So you’re a butterfly. You need nectar to eat. Plants do their best to produce nectar that you and lots of other insects can eat, because they want you to come for the nectar, get your body full of pollen (which carries the male seed), and carry the pollen to female parts of the same or other plants. Alien plants that have come here from Asia, Europe, or Africa also make nectar, and if the plant structure allows you to get your mouth in there, you can get their nectar. Great! A butterfly garden with alien plants works quite well for nectar. Butterfly bush? It’s an alien, classified as invasive, but who cares? It has nectar. Bring it on. Purple loosestrife? Sure, it’s taking over wetlands and driving out turtles and ducks, but who cares?

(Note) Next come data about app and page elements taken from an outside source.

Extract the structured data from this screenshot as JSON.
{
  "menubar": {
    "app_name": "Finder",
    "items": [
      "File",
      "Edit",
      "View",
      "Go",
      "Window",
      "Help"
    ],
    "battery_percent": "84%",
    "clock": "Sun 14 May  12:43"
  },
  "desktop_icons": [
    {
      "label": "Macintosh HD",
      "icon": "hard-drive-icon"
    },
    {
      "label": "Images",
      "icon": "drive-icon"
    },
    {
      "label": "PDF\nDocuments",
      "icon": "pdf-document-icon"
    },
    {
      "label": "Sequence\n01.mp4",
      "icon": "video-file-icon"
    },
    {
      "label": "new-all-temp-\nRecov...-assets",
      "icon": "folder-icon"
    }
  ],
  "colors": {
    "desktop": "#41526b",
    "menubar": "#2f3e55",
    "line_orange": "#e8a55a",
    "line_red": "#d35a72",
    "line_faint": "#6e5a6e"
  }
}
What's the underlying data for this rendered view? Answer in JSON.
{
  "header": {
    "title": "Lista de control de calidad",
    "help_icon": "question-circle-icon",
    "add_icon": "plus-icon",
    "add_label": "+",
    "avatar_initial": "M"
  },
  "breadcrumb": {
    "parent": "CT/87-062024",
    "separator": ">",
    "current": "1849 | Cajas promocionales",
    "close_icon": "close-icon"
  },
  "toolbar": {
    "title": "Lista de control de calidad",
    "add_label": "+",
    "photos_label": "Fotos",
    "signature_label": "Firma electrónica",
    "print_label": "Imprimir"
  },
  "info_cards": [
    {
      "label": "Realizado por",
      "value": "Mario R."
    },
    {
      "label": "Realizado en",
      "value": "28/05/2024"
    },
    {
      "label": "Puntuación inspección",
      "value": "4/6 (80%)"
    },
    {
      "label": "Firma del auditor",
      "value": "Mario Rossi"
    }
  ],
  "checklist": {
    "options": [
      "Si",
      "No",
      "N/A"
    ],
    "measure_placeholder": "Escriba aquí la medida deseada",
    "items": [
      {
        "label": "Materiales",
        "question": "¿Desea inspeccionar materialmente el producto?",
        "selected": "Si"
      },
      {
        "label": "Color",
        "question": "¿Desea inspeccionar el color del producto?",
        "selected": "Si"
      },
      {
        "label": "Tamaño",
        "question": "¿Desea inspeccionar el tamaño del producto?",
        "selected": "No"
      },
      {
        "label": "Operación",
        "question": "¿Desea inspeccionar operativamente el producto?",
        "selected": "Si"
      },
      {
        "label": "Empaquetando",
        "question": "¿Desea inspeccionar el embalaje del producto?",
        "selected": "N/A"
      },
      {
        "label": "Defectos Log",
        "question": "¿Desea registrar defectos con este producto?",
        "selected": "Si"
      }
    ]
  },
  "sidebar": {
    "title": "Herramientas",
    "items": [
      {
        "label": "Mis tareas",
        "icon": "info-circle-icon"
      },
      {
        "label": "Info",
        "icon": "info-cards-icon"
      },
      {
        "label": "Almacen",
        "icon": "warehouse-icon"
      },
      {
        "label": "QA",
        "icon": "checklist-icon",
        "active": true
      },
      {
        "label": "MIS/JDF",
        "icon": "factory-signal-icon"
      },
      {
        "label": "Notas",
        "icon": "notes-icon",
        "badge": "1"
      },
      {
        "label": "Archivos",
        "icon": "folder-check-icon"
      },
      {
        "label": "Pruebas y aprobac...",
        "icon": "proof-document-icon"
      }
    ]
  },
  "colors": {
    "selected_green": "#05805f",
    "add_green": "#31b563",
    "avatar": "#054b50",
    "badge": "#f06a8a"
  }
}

It has nectar. Bring it on!

BUT WAIT. As a butterfly, you came from a larva–a caterpillar. The larva hatched from an egg laid on a plant by a female butterfly. As a responsible mama butterfly, you want to lay your eggs only on plants that your larvae can eat. As a larva, you don’t eat nectar–you eat leaves or stems. And not just any leaf–only the leaves of one, or perhaps just a few, plants.

Plants don’t like to be eaten, so they develop chemistry hostile to larvae. But YOUR larvae have developed ways to overcome the defenses of one, or a few, species of plants. If you’re a black swallowtail larva, only plants in the carrot family. If you’re a monarch larva, only milkweed.

That’s why a gardener who wants to support butterflies can choose nectar-producing plants, but also “host” plants that larvae can eat.

In our meadows at Lathrop now, you’ll see blooming some common natives on which butterflies and moths (Lepidoptera) are very busy laying their eggs. Native aster supports 105 species of Lepidoptera, sunflower 73, and Joe Pye weed 40. At our meadow edges, native cranberry supports 286 species of Lepidoptera, serviceberry 119, and dogwood 115. In our forests, oak supports 518 species, and maple supports 287 (http://udel.edu/~dtallamy/host/). Controlling invasive plants helps keeps our land a rich nursery for butterflies. At Lathrop, we strive not only to PLANT butterfly gardens, but to BE a butterfly garden.